Noah Shachtman is Foreign Policy's executive editor of news, directing the magazine's coverage of breaking events in international security, intelligence, and global affairs. A Non-Resident Fellow at the Brookings Institution's Center for 21st Century Security and Intelligence, he's reported from Afghanistan, Israel, Iraq, and Russia. He's written about technology and defense for the New York Times Magazine, the Wall Street Journal, the Washington Post, Slate, Salon, and the Bulletin of the Atomic Scientists, among others.
Previously, Shachtman was a contributing editor at Wired magazine, where he co-founded and edited its national security blog, Danger Room. The site took home the Online Journalism Award for best beat reporting in 2007, and a 2012 National Magazine Award for reporting in digital media.
Shachtman has spoken before audiences at West Point, the Army Command and General Staff College, the Aspen Security Forum, the O'Reilly Emerging Technology Conference, Harvard Law School, and National Defense University. The offices of the Undersecretary of Defense for Intelligence, the Undersecretary of Defense for Policy, and the Director of National Intelligence have all asked him to contribute to discussions on cyber security and emerging threats. The Associated Press, CNN, Fox News, MSNBC, PBS, ABC News, and NPR have looked to him to provide insight on military developments.
In 2003, Shachtman founded DefenseTech.org, which quickly emerged as one of the web's leading resources on military hardware. The site was later sold to Military.com. During his tenure at Wired, he patrolled with Marines in the heart of Afghanistan's opium country, embedded with a Baghdad bomb squad, pored over the biggest investigation in FBI history, exposed technical glitches in the U.S. drone program, snuck into the Los Alamos nuclear lab, profiled Silicon Valley gurus and Russian cybersecurity savants, and underwent experiments by Pentagon-funded scientists at Stanford.
Before turning to journalism, Shachtman worked as a professional bass player, book editor, and campaign staffer on Bill Clinton's first presidential campaign.

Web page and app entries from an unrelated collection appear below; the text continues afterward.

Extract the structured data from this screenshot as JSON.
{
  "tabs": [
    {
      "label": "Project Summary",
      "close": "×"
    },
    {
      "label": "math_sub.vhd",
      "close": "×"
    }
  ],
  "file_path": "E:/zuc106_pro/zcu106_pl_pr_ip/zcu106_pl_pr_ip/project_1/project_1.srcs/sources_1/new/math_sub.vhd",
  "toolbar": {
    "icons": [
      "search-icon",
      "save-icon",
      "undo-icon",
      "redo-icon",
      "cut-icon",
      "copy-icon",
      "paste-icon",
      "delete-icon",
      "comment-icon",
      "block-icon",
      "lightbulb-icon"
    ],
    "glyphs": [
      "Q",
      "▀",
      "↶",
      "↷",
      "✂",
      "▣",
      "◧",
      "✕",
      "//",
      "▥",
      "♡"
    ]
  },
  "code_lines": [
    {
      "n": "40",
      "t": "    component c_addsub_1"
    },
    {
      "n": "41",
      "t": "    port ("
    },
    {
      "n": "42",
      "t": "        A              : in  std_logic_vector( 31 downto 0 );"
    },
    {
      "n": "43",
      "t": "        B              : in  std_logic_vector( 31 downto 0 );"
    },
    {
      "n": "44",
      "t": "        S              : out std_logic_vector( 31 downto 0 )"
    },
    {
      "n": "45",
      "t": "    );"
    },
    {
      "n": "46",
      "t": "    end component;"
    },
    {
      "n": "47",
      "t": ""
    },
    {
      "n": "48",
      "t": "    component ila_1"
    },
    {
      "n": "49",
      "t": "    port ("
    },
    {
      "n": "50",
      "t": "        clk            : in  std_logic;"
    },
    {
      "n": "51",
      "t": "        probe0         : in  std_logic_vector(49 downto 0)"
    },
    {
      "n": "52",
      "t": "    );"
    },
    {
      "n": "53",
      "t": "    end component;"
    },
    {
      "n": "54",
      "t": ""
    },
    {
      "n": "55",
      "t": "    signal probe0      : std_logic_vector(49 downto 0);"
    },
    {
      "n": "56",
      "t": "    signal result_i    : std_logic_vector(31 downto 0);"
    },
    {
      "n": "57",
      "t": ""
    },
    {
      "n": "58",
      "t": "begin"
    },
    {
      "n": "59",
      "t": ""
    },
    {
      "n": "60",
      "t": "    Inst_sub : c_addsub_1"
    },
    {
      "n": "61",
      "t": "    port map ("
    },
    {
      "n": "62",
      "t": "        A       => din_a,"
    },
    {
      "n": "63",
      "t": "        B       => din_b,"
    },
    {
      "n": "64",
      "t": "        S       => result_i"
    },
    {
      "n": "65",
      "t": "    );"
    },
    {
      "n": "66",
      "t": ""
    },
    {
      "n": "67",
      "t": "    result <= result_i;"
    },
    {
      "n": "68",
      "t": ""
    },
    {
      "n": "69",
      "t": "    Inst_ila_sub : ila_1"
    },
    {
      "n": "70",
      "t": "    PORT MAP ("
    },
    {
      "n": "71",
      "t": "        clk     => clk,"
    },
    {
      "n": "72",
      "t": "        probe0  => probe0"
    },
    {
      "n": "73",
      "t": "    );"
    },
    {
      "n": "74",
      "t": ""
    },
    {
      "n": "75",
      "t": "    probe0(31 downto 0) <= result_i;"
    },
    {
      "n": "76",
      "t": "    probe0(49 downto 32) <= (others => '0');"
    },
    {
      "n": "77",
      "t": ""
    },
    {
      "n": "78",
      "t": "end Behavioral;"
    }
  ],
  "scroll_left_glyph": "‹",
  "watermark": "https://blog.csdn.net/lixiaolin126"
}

A graduate of Georgetown University and a former student at the Hebrew University of Jerusalem, Shachtman lives in Brooklyn with his wife, Elizabeth, and their sons, Leo and Giovanni.| The Cable |